A half-hour later, I ran into them again before it got too crowded.
In talking with a couple of police officers in the press room as I waited to start the day, I found out Donald Jr. spent a day or two hunting near Crawfordsville, Indiana earlier in the week. The cops mused back and forth on the surprisingly small Secret Service protective detail traveling with him.
I chuckled and said Junior probably carries and, not only that, he probably shoots pretty well himself. In the interests of security I’ll leave the rest of the details out as well, even though all of the above have probably been publicly discussed before.
Meanwhile, among the exhibitors, just about everyone you can think of in the gun world had a booth. Of course, all the big companies like GLOCK, SIG, Beretta and others had massive, elaborate set-ups with scores of guns for people to handle along with neat displays.
Sadly, sloppy muzzle control seemed the norm for most and more than once I smiled and nodded a thank you to people who consciously avoided muzzling me.
Along with all the big companies, hundreds of smaller vendors showed off their products, too, hoping to get noticed to become the next Smith & Wesson or Springfield Armory. A handful of booth babes drew small lines for signed promo pictures and/or posters. I had a lot more respect for companies that had war heroes signing photos.
The biggest lines I saw, though, waited to see Chuck Norris at the GLOCK booth. Like the late great Gunny, Norris seemed to genuinely enjoy spending time with his fans.

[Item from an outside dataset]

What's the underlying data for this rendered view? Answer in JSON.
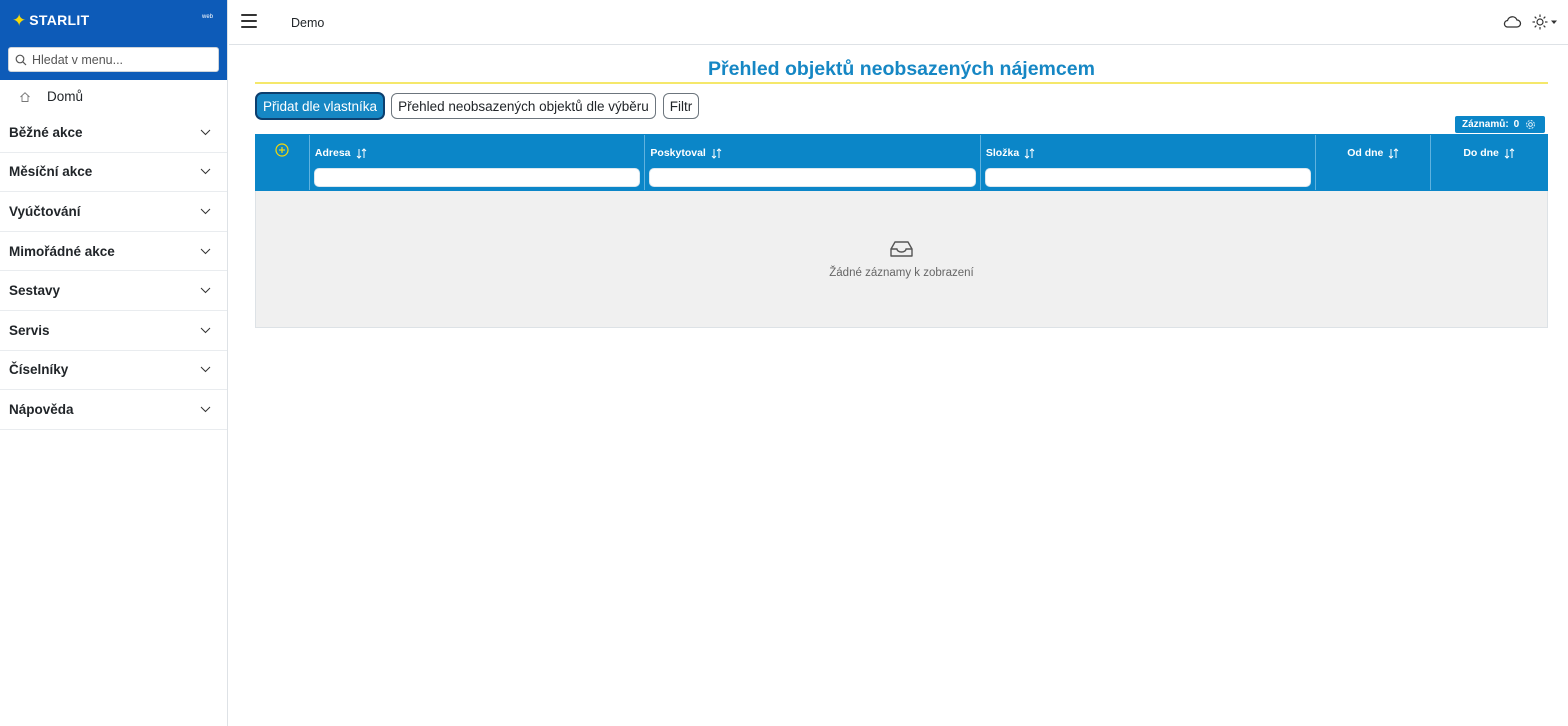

Frankly, I was kind of surprised by Norris. I expected a larger-than-life guy. Instead, I saw a guy that was probably about 5′ 8″ and weighed about 160 pounds or so. He looks to be in pretty good shape for a 79-year-old guy.
Norris, even with his reputation as a seriously tough guy had armed protection, which surprised me. “Chuck Norris needs bodyguards?” I thought to myself. My wife said much the same when I mentioned it to her. Not just one or two, either. It looked to me that Norris had more “executive protection specialists” than the President’s son. And Norris’ guards looked a lot less friendly, I might add.
I took advantage of some of the breakout sessions to learn some valuable information from some of the best trainers in America. When you go to the NRA convention, make sure you save some time for the training sessions. It gives you a chance to sit and rest your tired legs from all the walking while learning from some great instructors.
And then there’s all the people. I ran into one of my groomsmen (both times) as he walked out of a bathroom. I bumped into my best man (both times) and plenty of other good friends as well. People from all across Illinois and beyond.
That’s the great thing about the NRA Convention…you’re bound to run into someone – or a lot of someones – you know there.
Next year, the NRA’s Annual Meetings will take place in Nashville again. If you live anywhere in the Midwest, I encourage you to make plans to attend. Not only is Nashville a great (and very gun-friendly) venue, but the Country Music Hall of Fame is right across the street and the main touristy parts of Nashville are only a block or three away. It makes for a great place to enjoy the local scenery for lunch and then go back to browsing guns and gear.